Records from a data collection:
*-*-*

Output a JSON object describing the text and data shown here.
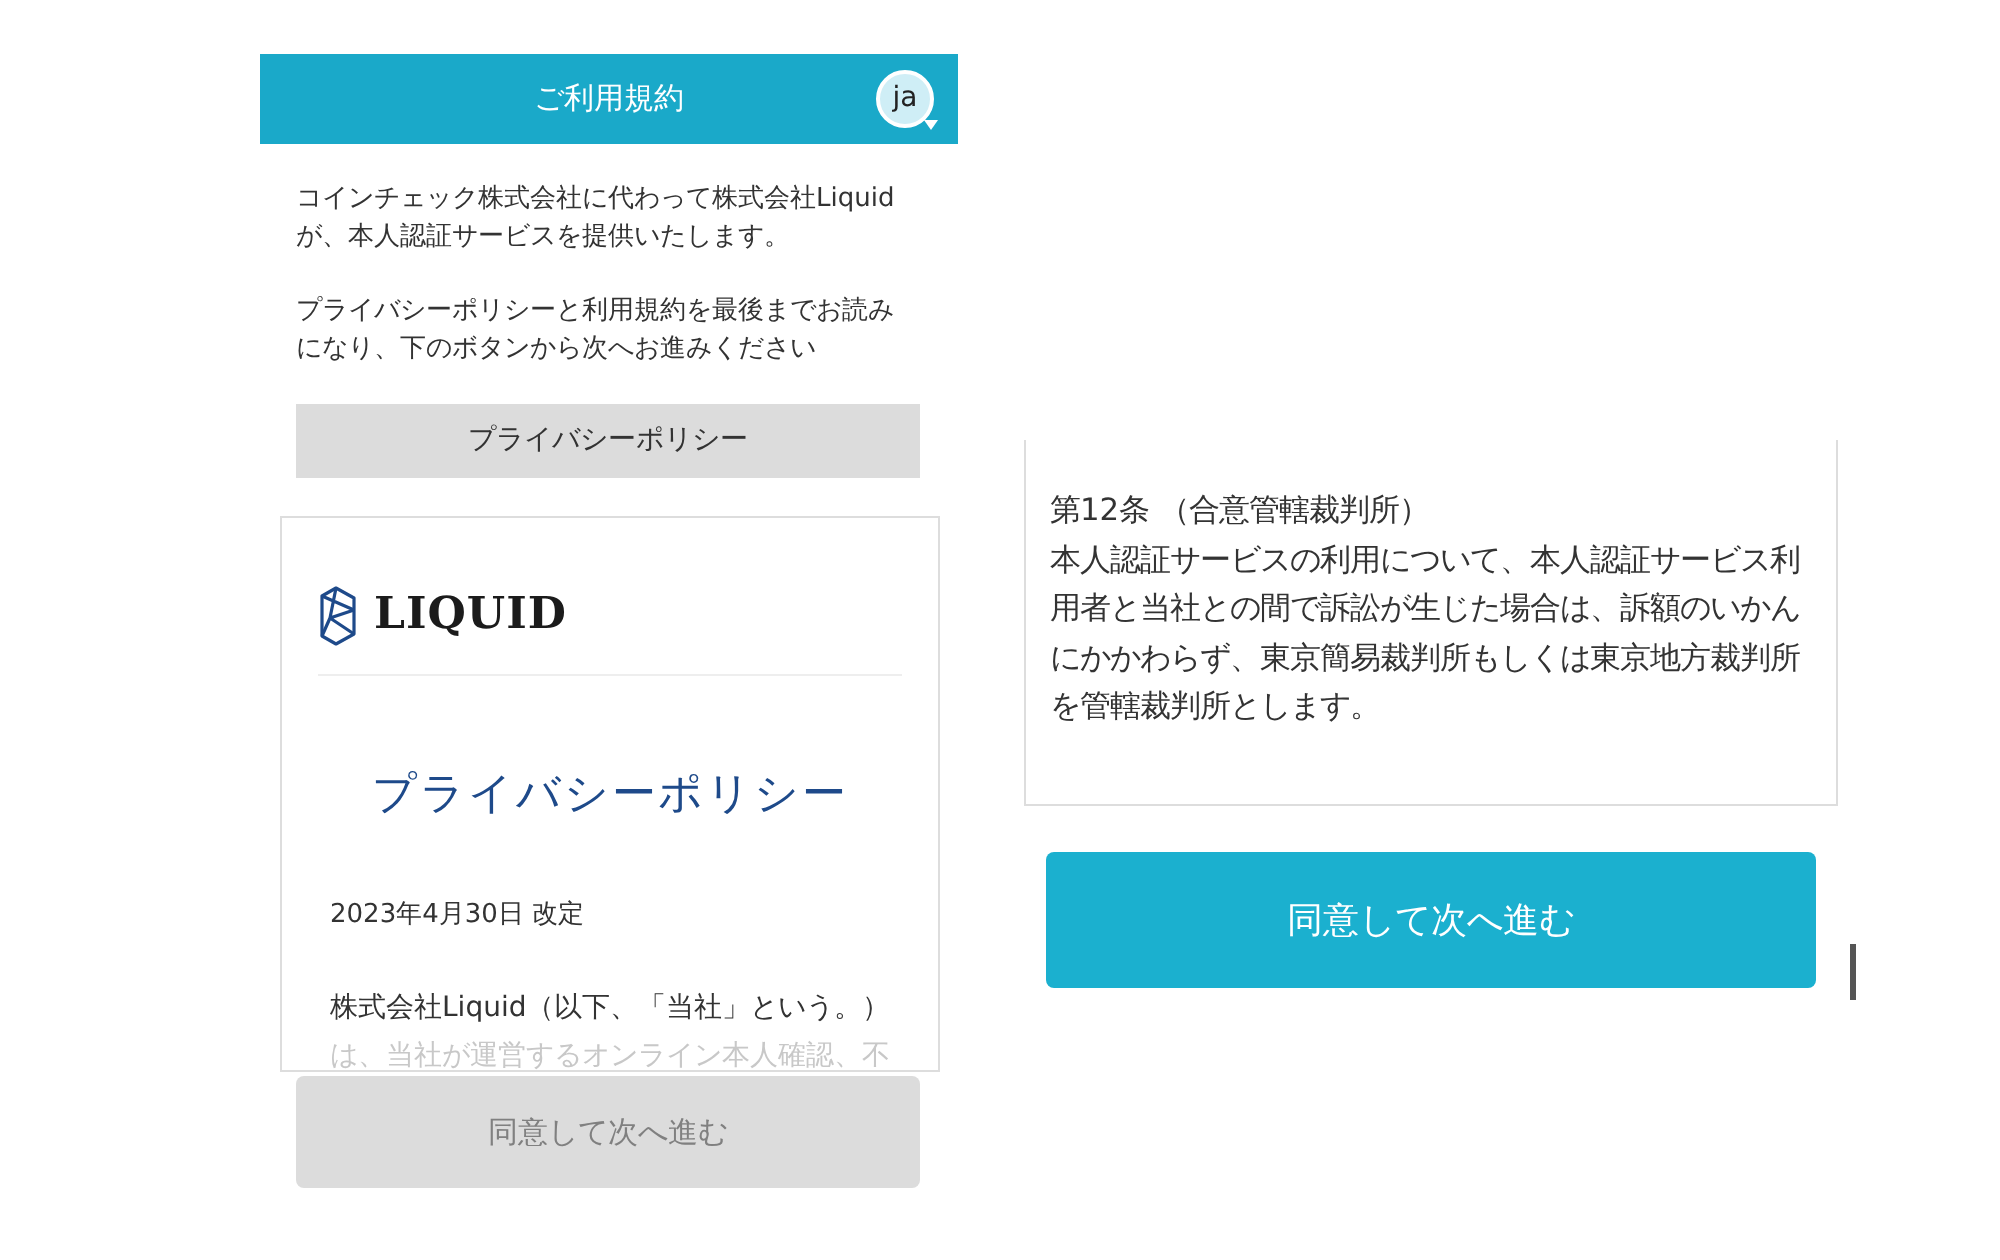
{
  "header": {
    "title": "ご利用規約",
    "avatar": "ja"
  },
  "intro": [
    "コインチェック株式会社に代わって株式会社Liquidが、本人認証サービスを提供いたします。",
    "プライバシーポリシーと利用規約を最後までお読みになり、下のボタンから次へお進みください"
  ],
  "policy_button": "プライバシーポリシー",
  "document": {
    "logo": "LIQUID",
    "title": "プライバシーポリシー",
    "date": "2023年4月30日 改定",
    "lines": [
      {
        "text": "株式会社Liquid（以下、「当社」という。）",
        "faded": false
      },
      {
        "text": "は、当社が運営するオンライン本人確認、不",
        "faded": true
      }
    ]
  },
  "left_action": {
    "label": "同意して次へ進む",
    "disabled": true
  },
  "terms": {
    "heading": "第12条 （合意管轄裁判所）",
    "body": "本人認証サービスの利用について、本人認証サービス利用者と当社との間で訴訟が生じた場合は、訴額のいかんにかかわらず、東京簡易裁判所もしくは東京地方裁判所を管轄裁判所とします。"
  },
  "right_action": {
    "label": "同意して次へ進む",
    "disabled": false
  }
}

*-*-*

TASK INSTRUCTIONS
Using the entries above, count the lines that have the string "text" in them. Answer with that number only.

RESULT BELOW
3